Collected in Subtly Worded, Pushkin Press 2014
A classic story of mix-ups and confusions shot through with gentle humour. Having grown accustomed to spending their winters in the South of France, Mr and Mrs Brown are travelling back to England for a family gathering at Thompson Hall. Mrs Brown’s younger sister is to be married, and this will be the couple’s first opportunity to meet the girl’s fiancé in person. With her fondness for the traditions of the season, Mrs Brown is eager to get to the Hall in time for Christmas Eve. Her husband, however, seems reluctant to make the trip for fear of aggravating his weak chest and throat, a condition which causes the couple to break their journey to spend the night in Paris. When his wife asks him if there is anything she can do to relieve his suffering, Mr Brown identifies just the thing – the application of a mustard compress to the throat is sure to be of great help. (As it turns out, Mr B is something of a hypochondriac.) What follows is a hilarious sequence of white lies, misunderstandings and coincidences, culminating in a most embarrassing predicament for Mrs Brown. To say any more might spoil the fun.
First published in The Graphic. Collected in Why Frau Frohmann Raised Her Prices and Other Stories, 1882. Also collected in Christmas at Thompson Hall and Other Christmas Stories, Penguin Books 2014
I’m breaking the rules a little here by highlighting a collection of linked stories united by virtue of their setting, a modest terraced house in the Ranelagh suburb of Dublin – a house featuring the same walled garden with a laburnum tree, the same three steps down to the kitchen, and the same linoleum on the bedroom floor. The autobiographical pieces on Brennan’s childhood which open the collection are followed by a series of stories on the Derdons, a middle-aged couple whose marriage is characterised by an intense emotional distance, something that seems to have developed over several years. Brennan is particularly insightful on the small cruelties of human nature, the tricks we play on one another to score minor victories for the pettiest of reasons. If I had to single out one story, it would be the titular piece featuring Min, the embittered twin sister of the third occupant of the house, Martin Derdon. Min has spent most of her adult life resenting her sister-in-law, Delia, for taking Martin away from his family after their wedding. Now that both Martin and Delia are dead, the elderly Min is ensconced her flat in Wexford where she can wallow in a perverse kind of satisfaction fuelled by jealousy and bitterness, surrounded as she is by the couple’s furniture and former possessions. It’s a brilliant story, shot through with layers of insight and meaning.
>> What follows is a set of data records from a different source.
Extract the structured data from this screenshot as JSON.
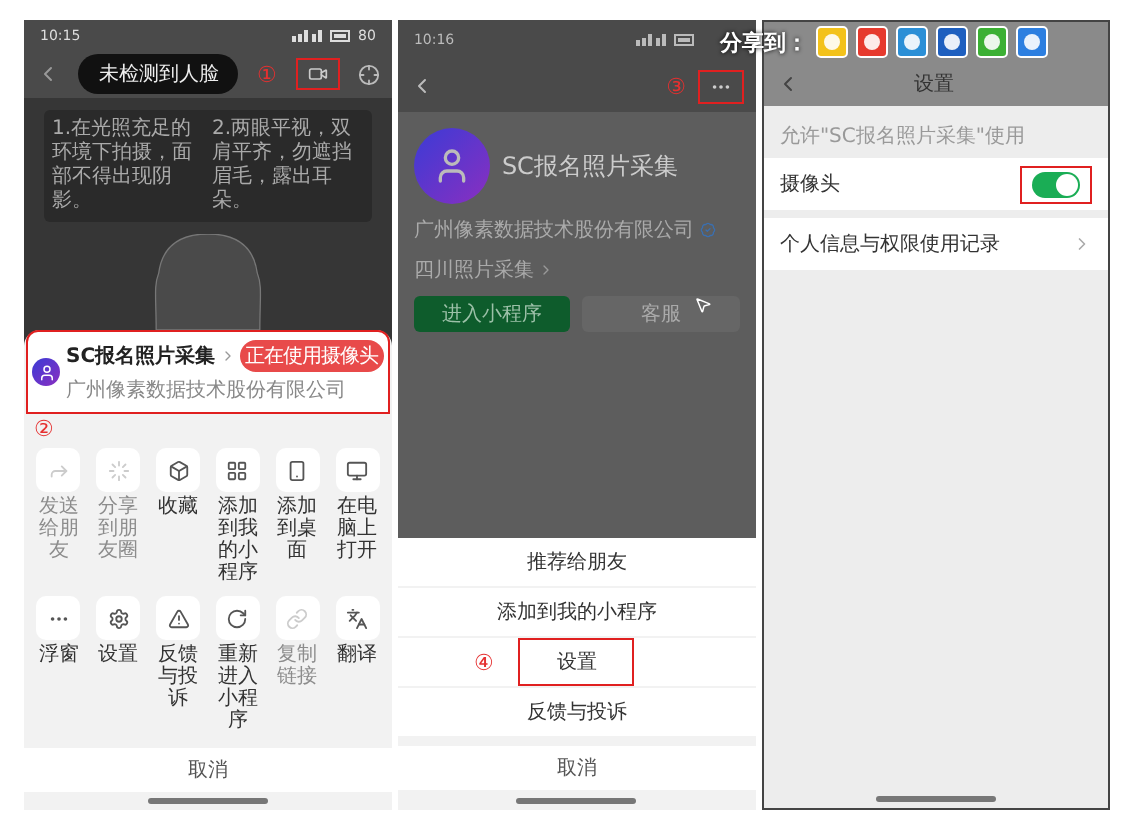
{
  "share_bar": {
    "label": "分享到："
  },
  "face_capture": {
    "status_time": "10:15",
    "battery": "80",
    "prompt": "未检测到人脸",
    "marker": "①",
    "tips": [
      "1.在光照充足的环境下拍摄，面部不得出现阴影。",
      "2.两眼平视，双肩平齐，勿遮挡眉毛，露出耳朵。"
    ],
    "sheet": {
      "app_name": "SC报名照片采集",
      "company": "广州像素数据技术股份有限公司",
      "camera_badge": "正在使用摄像头",
      "marker": "②",
      "rows": [
        [
          {
            "label": "发送给朋友",
            "disabled": true
          },
          {
            "label": "分享到朋友圈",
            "disabled": true
          },
          {
            "label": "收藏",
            "disabled": false
          },
          {
            "label": "添加到我的小程序",
            "disabled": false
          },
          {
            "label": "添加到桌面",
            "disabled": false
          },
          {
            "label": "在电脑上打开",
            "disabled": false
          }
        ],
        [
          {
            "label": "浮窗",
            "disabled": false
          },
          {
            "label": "设置",
            "disabled": false
          },
          {
            "label": "反馈与投诉",
            "disabled": false
          },
          {
            "label": "重新进入小程序",
            "disabled": false
          },
          {
            "label": "复制链接",
            "disabled": true
          },
          {
            "label": "翻译",
            "disabled": false
          }
        ]
      ],
      "cancel": "取消"
    }
  },
  "profile": {
    "status_time": "10:16",
    "marker": "③",
    "app_name": "SC报名照片采集",
    "company": "广州像素数据技术股份有限公司",
    "related": "四川照片采集",
    "enter_button": "进入小程序",
    "service_button": "客服",
    "menu": [
      {
        "label": "推荐给朋友",
        "highlighted": false
      },
      {
        "label": "添加到我的小程序",
        "highlighted": false
      },
      {
        "label": "设置",
        "highlighted": true
      },
      {
        "label": "反馈与投诉",
        "highlighted": false
      }
    ],
    "menu_marker": "④",
    "cancel": "取消"
  },
  "settings": {
    "title": "设置",
    "caption": "允许\"SC报名照片采集\"使用",
    "rows": [
      {
        "kind": "toggle",
        "label": "摄像头",
        "on": true
      },
      {
        "kind": "link",
        "label": "个人信息与权限使用记录"
      }
    ]
  }
}
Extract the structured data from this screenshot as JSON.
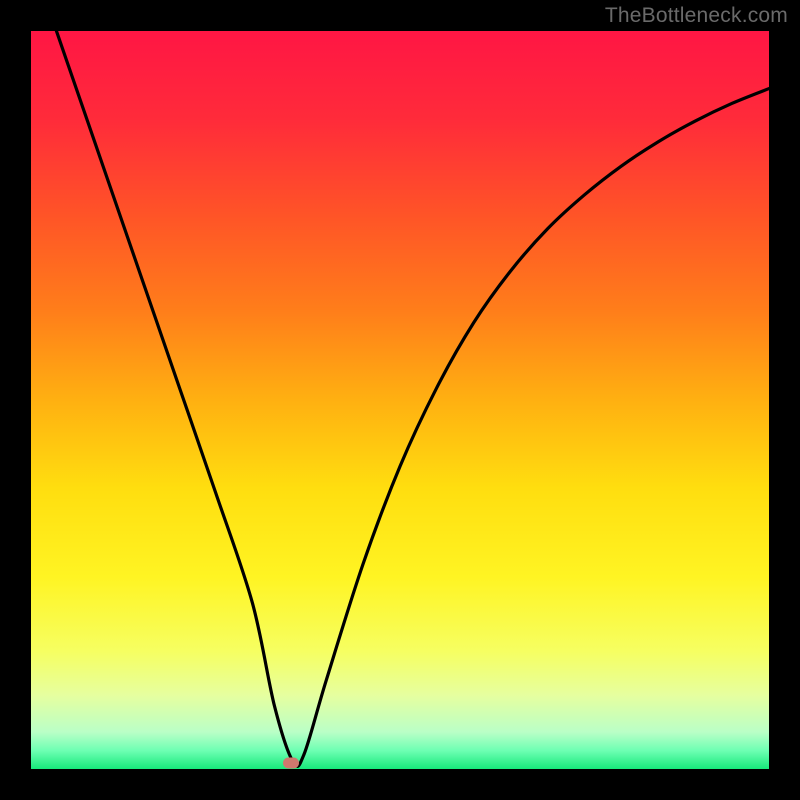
{
  "watermark": "TheBottleneck.com",
  "colors": {
    "frame": "#000000",
    "curve": "#000000",
    "marker": "#cf786e",
    "gradient_stops": [
      {
        "offset": 0.0,
        "color": "#ff1644"
      },
      {
        "offset": 0.12,
        "color": "#ff2b3a"
      },
      {
        "offset": 0.25,
        "color": "#ff5427"
      },
      {
        "offset": 0.38,
        "color": "#ff7e1a"
      },
      {
        "offset": 0.5,
        "color": "#ffb011"
      },
      {
        "offset": 0.62,
        "color": "#ffde0f"
      },
      {
        "offset": 0.74,
        "color": "#fff423"
      },
      {
        "offset": 0.84,
        "color": "#f6ff61"
      },
      {
        "offset": 0.9,
        "color": "#e6ff9f"
      },
      {
        "offset": 0.95,
        "color": "#baffc7"
      },
      {
        "offset": 0.975,
        "color": "#6effb3"
      },
      {
        "offset": 1.0,
        "color": "#17e97a"
      }
    ]
  },
  "chart_data": {
    "type": "line",
    "title": "",
    "xlabel": "",
    "ylabel": "",
    "xlim": [
      0,
      1
    ],
    "ylim": [
      0,
      1
    ],
    "series": [
      {
        "name": "bottleneck-curve",
        "x": [
          0.0,
          0.05,
          0.1,
          0.15,
          0.2,
          0.25,
          0.3,
          0.33,
          0.355,
          0.37,
          0.4,
          0.45,
          0.5,
          0.55,
          0.6,
          0.65,
          0.7,
          0.75,
          0.8,
          0.85,
          0.9,
          0.95,
          1.0
        ],
        "y": [
          1.1,
          0.955,
          0.81,
          0.665,
          0.52,
          0.375,
          0.225,
          0.085,
          0.01,
          0.02,
          0.12,
          0.278,
          0.41,
          0.517,
          0.605,
          0.675,
          0.732,
          0.778,
          0.817,
          0.85,
          0.878,
          0.902,
          0.922
        ]
      }
    ],
    "marker": {
      "x": 0.352,
      "y": 0.008
    },
    "notes": "y normalized 0..1 bottom-to-top; values read off pixel positions relative to 738px plot box"
  }
}
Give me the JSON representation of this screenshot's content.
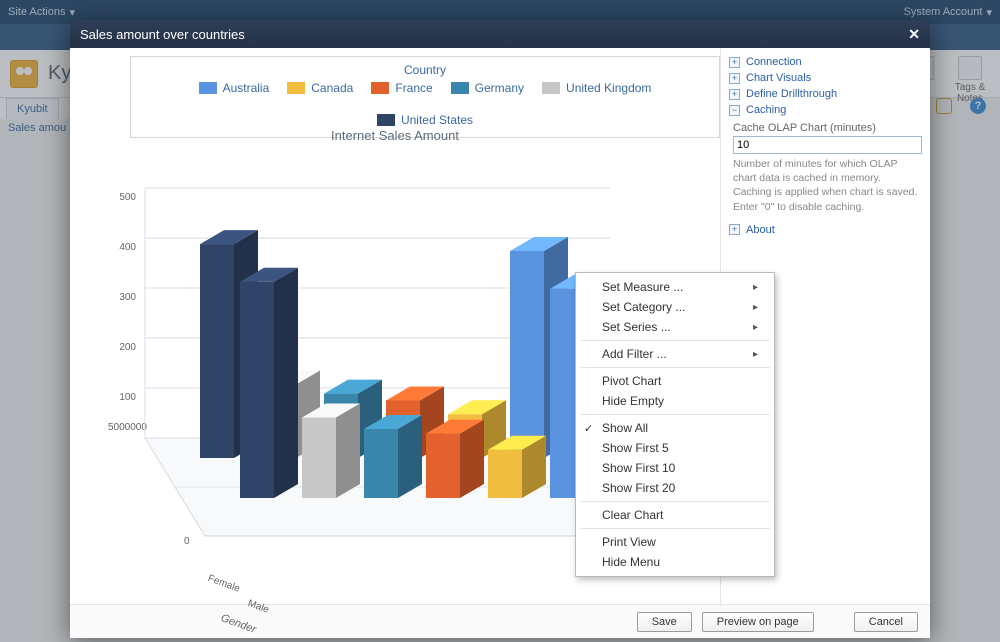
{
  "shell": {
    "site_actions": "Site Actions",
    "account": "System Account",
    "page_title": "Ky",
    "nav_tab": "Kyubit",
    "breadcrumb": "Sales amou",
    "tags_notes": "Tags &\nNotes"
  },
  "modal": {
    "title": "Sales amount over countries",
    "footer": {
      "save": "Save",
      "preview": "Preview on page",
      "cancel": "Cancel"
    }
  },
  "side": {
    "connection": "Connection",
    "chart_visuals": "Chart Visuals",
    "define_drillthrough": "Define Drillthrough",
    "caching": "Caching",
    "cache_label": "Cache OLAP Chart (minutes)",
    "cache_value": "10",
    "cache_help": "Number of minutes for which OLAP chart data is cached in memory. Caching is applied when chart is saved.\nEnter \"0\" to disable caching.",
    "about": "About"
  },
  "ctx": {
    "set_measure": "Set Measure ...",
    "set_category": "Set Category ...",
    "set_series": "Set Series ...",
    "add_filter": "Add Filter ...",
    "pivot_chart": "Pivot Chart",
    "hide_empty": "Hide Empty",
    "show_all": "Show All",
    "show_first_5": "Show First 5",
    "show_first_10": "Show First 10",
    "show_first_20": "Show First 20",
    "clear_chart": "Clear Chart",
    "print_view": "Print View",
    "hide_menu": "Hide Menu"
  },
  "legend": {
    "title": "Country",
    "items": [
      "Australia",
      "Canada",
      "France",
      "Germany",
      "United Kingdom",
      "United States"
    ],
    "colors": [
      "#5a93df",
      "#f1bd3f",
      "#e2612c",
      "#3a86ab",
      "#c7c7c7",
      "#2f4466"
    ]
  },
  "chart_title": "Internet Sales Amount",
  "axis": {
    "y_left": [
      "500",
      "400",
      "300",
      "200",
      "100"
    ],
    "y_right": {
      "max": "5000000",
      "zero": "0"
    },
    "category_axis_label": "Gender",
    "categories": [
      "Female",
      "Male"
    ]
  },
  "chart_data": {
    "type": "bar",
    "title": "Internet Sales Amount",
    "xlabel": "Gender",
    "ylabel": "",
    "ylim_front": [
      0,
      500
    ],
    "ylim_back": [
      0,
      5000000
    ],
    "categories": [
      "Female",
      "Male"
    ],
    "series": [
      {
        "name": "United States",
        "color": "#2f4466",
        "values": [
          4650000,
          4700000
        ]
      },
      {
        "name": "United Kingdom",
        "color": "#c7c7c7",
        "values": [
          1600000,
          1750000
        ]
      },
      {
        "name": "Germany",
        "color": "#3a86ab",
        "values": [
          1400000,
          1500000
        ]
      },
      {
        "name": "France",
        "color": "#e2612c",
        "values": [
          1250000,
          1400000
        ]
      },
      {
        "name": "Canada",
        "color": "#f1bd3f",
        "values": [
          950000,
          1050000
        ]
      },
      {
        "name": "Australia",
        "color": "#5a93df",
        "values": [
          4500000,
          4550000
        ]
      }
    ]
  }
}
First published in The New Yorker. Collected in The Springs of Affection: Stories of Dublin, Mariner Books 1998. It is available to read online here.